Trances of the Blast
TRANCES OF THE BLAST
-Book Reviewed by Kendra Bartell–
The world was designed and built
to overwhelm and astonish.
Which makes it hard to like.
It’s striking that Mary Ruefle would name her new collection Trances of the Blast, given the definition of trance: “a half-conscious state characterized by an absence of response to external stimuli, typically as induced by hypnosis or entered by a medium.” Here, the medium is of course, words. The words in each poem, like the world, are designed and built to overwhelm and astonish readers. Ruefle makes each blast entrancing, for that one moment of reading it on the page and beyond. These poems will stick.
In the first poem, “Saga,” Ruefle opens with what becomes a central motif for the entire collection: the time given to each of us as a life. Central questions with which Ruefle grapples is what is the difference between time? What happens to us, and “a life?” This opening poem sets the stage for her inquiry:
Everything that ever happened to me
is just hanging–crushed
and sparkling–in the air,
waiting to happen to you.
The poem begins with a pessimistic definition of what a life is, but through the cyclical nature of Ruefle’s linguistic connections, it turns out that it’s not quite as depressing as we thought. These “rifts and sagas” of life are “filled with /music and the smell of berries and apples,” even though there is also “shouting when a gun goes off/and crying in closed rooms.” Ruefle is honest about the ups and downs of life, the crests and troughs of these waves.
Visually, Ruefle’s poems are intriguing. Many are presented in single stanzas, often times taking up an entire page. This marks a shift in Ruefle’s poetic aesthetic from some of her earlier works. Oftentimes, in previous poems, Ruefle would signal readers when the big moment or revelation was coming: either stanza breaks or a colon would emphasize the significance of her diction. In Trances of a Blast, however, the longer stanzas force readers to balance each line or sentence on its own merits against the others and ponder the poem as a whole. Ruefle’s intention is to make readers spend more time with these poems and for them to decide on their own what is important.
That being said, some of the more visually unusual poems are also the most sonically or thematically playful as well.
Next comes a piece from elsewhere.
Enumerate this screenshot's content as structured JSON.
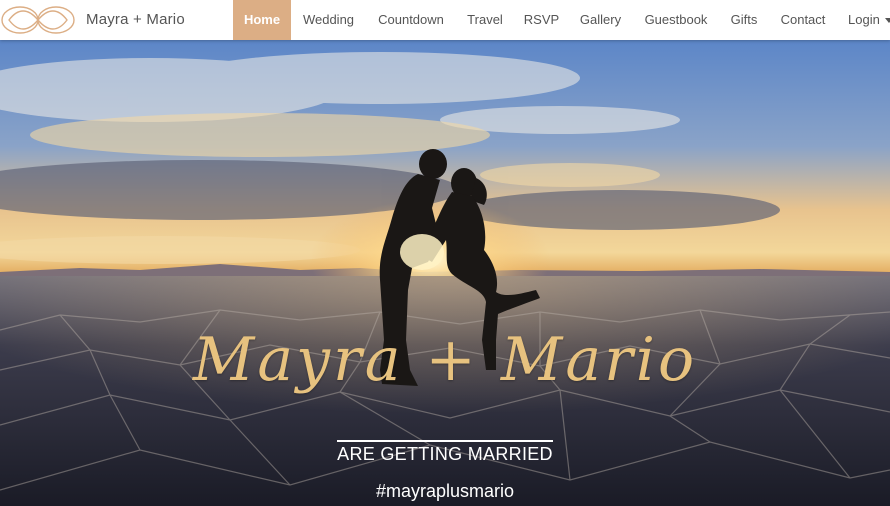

One of the most memorable poems in the collection is“Le Livre de ma vie” or, “the book of my life.” This poem uses short stanzas (the majority are couplets, following an opening tercet), that allow for huge paratactic leaps and bounds. For example:
I love you.
But who is the I
and who is the you?
Mr. Potato Head
Mr. Potato Head
Help me behave,
Weeping in the dark earth.
The jumps occurring between stanzas allow readers to ponder the statement. Mr. Potato Head figures as the malleable self that changes through the experience of one’s life, but he is also a figure for a higher power that can serve as a guide through this same experience. It’s a feat to pull off an exclamatory plea to a children’s toy, but if anyone can accomplish this, it is Mary Ruefle.
Trances of the Blast is an enchanting and mesmerizing ride along with one of our most gifted poets through “Middle School,” “College,” childhood, and middle age. The Blast becomes a figure for each of our lives, and the trances we slip in and out of while experiencing these moments. The poems count backwards, entrancing readers and also provide the gong to wake them up. In the collections final poem “Picking up Pinecones,” the speaker poses the question “I’ve spent my life in a forest./Picking up new things,/will it never end?” This is the last gong of the book–a call to arms to sit up and take notice of the forest around you–will your trance never end?
Trances of a Blast
Wave Books, 2013 (Seattle & New York)